In the process, the students learn to be better doctors. But something else happens, too — the teachers themselves become better doctors.

“Medical students keep you on your toes because they’re not afraid to ask anything,” Cox said. “And things that you’ve taken for granted or forgotten, they’ll bring that to the forefront.”

That’s one of the reasons she believes Dell Medical School will improve health care in Central Texas.

“Doctors in the community will be challenged by our school to keep up with the newest things because our students are innovative,” she said. “They’re naturally inquisitive. They’re looking things up. They’re constantly asking thought-provoking questions.”

The benefit to the community was a factor in the couple’s decision to give.

“The more good teaching abilities are recognized and encouraged, the better it’s going to be for the people of Austin,” Morris said.

Cox is particularly proud of the school’s curriculum. The proof of its success, she says, is in the way students are responding.

“Our students are loving it,” she said. “They have learned a lot, and they don’t seem stressed out at all.”

Cox has also overseen accreditation. The school has already earned preliminary accreditation, with final accreditation slated for the beginning of the inaugural class’s fourth year.

About Dr. Cox

Cox, who was born in Honolulu and moved to Amarillo at age 4, attended college on a bowling scholarship. She was good, too; she was ranked 13th in the nation in 1974, and her school team was ranked fourth in 1975. But her heart was elsewhere. She’d worked in an operating room in college and decided to attend graduate school, then medical school.

She earned a bachelor’s degree from West Texas State University, a master’s from the University of Texas Medical Branch and a medical degree from Baylor College of Medicine. She completed postgraduate training in obstetrics and gynecology at Baylor Medical Center and maternal and fetal medicine training at UT Southwestern Medical Center.
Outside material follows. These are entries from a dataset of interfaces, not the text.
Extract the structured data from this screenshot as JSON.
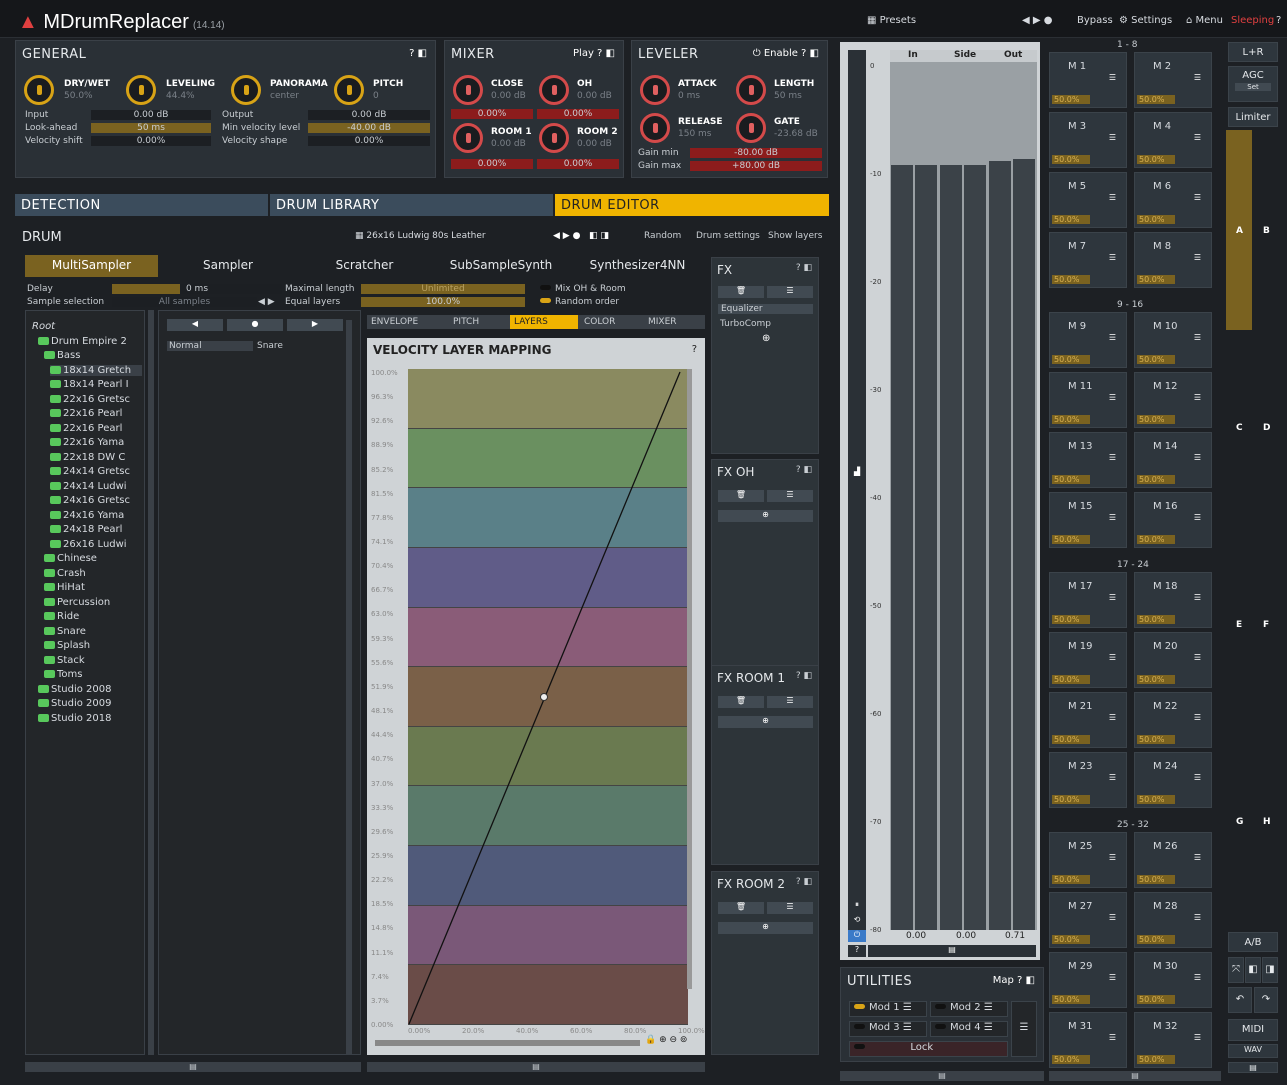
{
  "app": {
    "title": "MDrumReplacer",
    "version": "(14.14)",
    "presets": "Presets",
    "bypass": "Bypass",
    "settings": "Settings",
    "menu": "Menu",
    "sleeping": "Sleeping",
    "help": "?"
  },
  "general": {
    "title": "GENERAL",
    "knobs": [
      {
        "label": "DRY/WET",
        "value": "50.0%"
      },
      {
        "label": "LEVELING",
        "value": "44.4%"
      },
      {
        "label": "PANORAMA",
        "value": "center"
      },
      {
        "label": "PITCH",
        "value": "0"
      }
    ],
    "rows": [
      {
        "label": "Input",
        "value": "0.00 dB"
      },
      {
        "label": "Look-ahead",
        "value": "50 ms"
      },
      {
        "label": "Velocity shift",
        "value": "0.00%"
      },
      {
        "label": "Output",
        "value": "0.00 dB"
      },
      {
        "label": "Min velocity level",
        "value": "-40.00 dB"
      },
      {
        "label": "Velocity shape",
        "value": "0.00%"
      }
    ]
  },
  "mixer": {
    "title": "MIXER",
    "play": "Play",
    "knobs": [
      {
        "label": "CLOSE",
        "value": "0.00 dB",
        "pct": "0.00%"
      },
      {
        "label": "OH",
        "value": "0.00 dB",
        "pct": "0.00%"
      },
      {
        "label": "ROOM 1",
        "value": "0.00 dB",
        "pct": "0.00%"
      },
      {
        "label": "ROOM 2",
        "value": "0.00 dB",
        "pct": "0.00%"
      }
    ]
  },
  "leveler": {
    "title": "LEVELER",
    "enable": "Enable",
    "knobs": [
      {
        "label": "ATTACK",
        "value": "0 ms"
      },
      {
        "label": "LENGTH",
        "value": "50 ms"
      },
      {
        "label": "RELEASE",
        "value": "150 ms"
      },
      {
        "label": "GATE",
        "value": "-23.68 dB"
      }
    ],
    "gain_min_label": "Gain min",
    "gain_min": "-80.00 dB",
    "gain_max_label": "Gain max",
    "gain_max": "+80.00 dB"
  },
  "tabs": {
    "detection": "DETECTION",
    "library": "DRUM LIBRARY",
    "editor": "DRUM EDITOR"
  },
  "drum": {
    "title": "DRUM",
    "preset": "26x16 Ludwig 80s Leather",
    "random": "Random",
    "settings": "Drum settings",
    "layers": "Show layers"
  },
  "engines": [
    "MultiSampler",
    "Sampler",
    "Scratcher",
    "SubSampleSynth",
    "Synthesizer4NN"
  ],
  "params": {
    "delay_label": "Delay",
    "delay": "0 ms",
    "sel_label": "Sample selection",
    "sel": "All samples",
    "maxlen_label": "Maximal length",
    "maxlen": "Unlimited",
    "eq_label": "Equal layers",
    "eq": "100.0%",
    "mix_label": "Mix OH & Room",
    "rand_label": "Random order"
  },
  "tree": [
    "Root",
    "Drum Empire 2",
    "Bass",
    "18x14 Gretch",
    "18x14 Pearl I",
    "22x16 Gretsc",
    "22x16 Pearl",
    "22x16 Pearl",
    "22x16 Yama",
    "22x18 DW C",
    "24x14 Gretsc",
    "24x14 Ludwi",
    "24x16 Gretsc",
    "24x16 Yama",
    "24x18 Pearl",
    "26x16 Ludwi",
    "Chinese",
    "Crash",
    "HiHat",
    "Percussion",
    "Ride",
    "Snare",
    "Splash",
    "Stack",
    "Toms",
    "Studio 2008",
    "Studio 2009",
    "Studio 2018"
  ],
  "layer": {
    "mode": "Normal",
    "name": "Snare"
  },
  "edtabs": [
    "ENVELOPE",
    "PITCH",
    "LAYERS",
    "COLOR",
    "MIXER"
  ],
  "vlm": {
    "title": "VELOCITY LAYER MAPPING",
    "yticks": [
      "100.0%",
      "96.3%",
      "92.6%",
      "88.9%",
      "85.2%",
      "81.5%",
      "77.8%",
      "74.1%",
      "70.4%",
      "66.7%",
      "63.0%",
      "59.3%",
      "55.6%",
      "51.9%",
      "48.1%",
      "44.4%",
      "40.7%",
      "37.0%",
      "33.3%",
      "29.6%",
      "25.9%",
      "22.2%",
      "18.5%",
      "14.8%",
      "11.1%",
      "7.4%",
      "3.7%",
      "0.00%"
    ],
    "xticks": [
      "0.00%",
      "20.0%",
      "40.0%",
      "60.0%",
      "80.0%",
      "100.0%"
    ],
    "colors": [
      "#8a8a60",
      "#6a9060",
      "#5a8088",
      "#605c88",
      "#8a5c78",
      "#7a6048",
      "#6a7a50",
      "#5a7a6a",
      "#505a7a",
      "#7a5878",
      "#6a4c48"
    ]
  },
  "fx": {
    "title": "FX",
    "items": [
      "Equalizer",
      "TurboComp"
    ]
  },
  "fxoh": {
    "title": "FX OH"
  },
  "fxr1": {
    "title": "FX ROOM 1"
  },
  "fxr2": {
    "title": "FX ROOM 2"
  },
  "meter": {
    "labels": [
      "In",
      "Side",
      "Out"
    ],
    "scale": [
      "0",
      "-10",
      "-20",
      "-30",
      "-40",
      "-50",
      "-60",
      "-70",
      "-80"
    ],
    "values": [
      "0.00",
      "0.00",
      "0.71"
    ]
  },
  "utilities": {
    "title": "UTILITIES",
    "map": "Map",
    "mods": [
      "Mod 1",
      "Mod 2",
      "Mod 3",
      "Mod 4"
    ],
    "lock": "Lock"
  },
  "mods": {
    "groups": [
      "1 - 8",
      "9 - 16",
      "17 - 24",
      "25 - 32"
    ],
    "items": [
      "M 1",
      "M 2",
      "M 3",
      "M 4",
      "M 5",
      "M 6",
      "M 7",
      "M 8",
      "M 9",
      "M 10",
      "M 11",
      "M 12",
      "M 13",
      "M 14",
      "M 15",
      "M 16",
      "M 17",
      "M 18",
      "M 19",
      "M 20",
      "M 21",
      "M 22",
      "M 23",
      "M 24",
      "M 25",
      "M 26",
      "M 27",
      "M 28",
      "M 29",
      "M 30",
      "M 31",
      "M 32"
    ],
    "value": "50.0%"
  },
  "right": {
    "lr": "L+R",
    "agc": "AGC",
    "set": "Set",
    "limiter": "Limiter",
    "ab": "A/B",
    "midi": "MIDI",
    "wav": "WAV",
    "letters": [
      "A",
      "B",
      "C",
      "D",
      "E",
      "F",
      "G",
      "H"
    ]
  }
}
Gift and Estate Planning

If you are interested in setting up an estate or planned gift at Dell Medical School, please call 512-495-5027 or visit Gift & Estate Planning.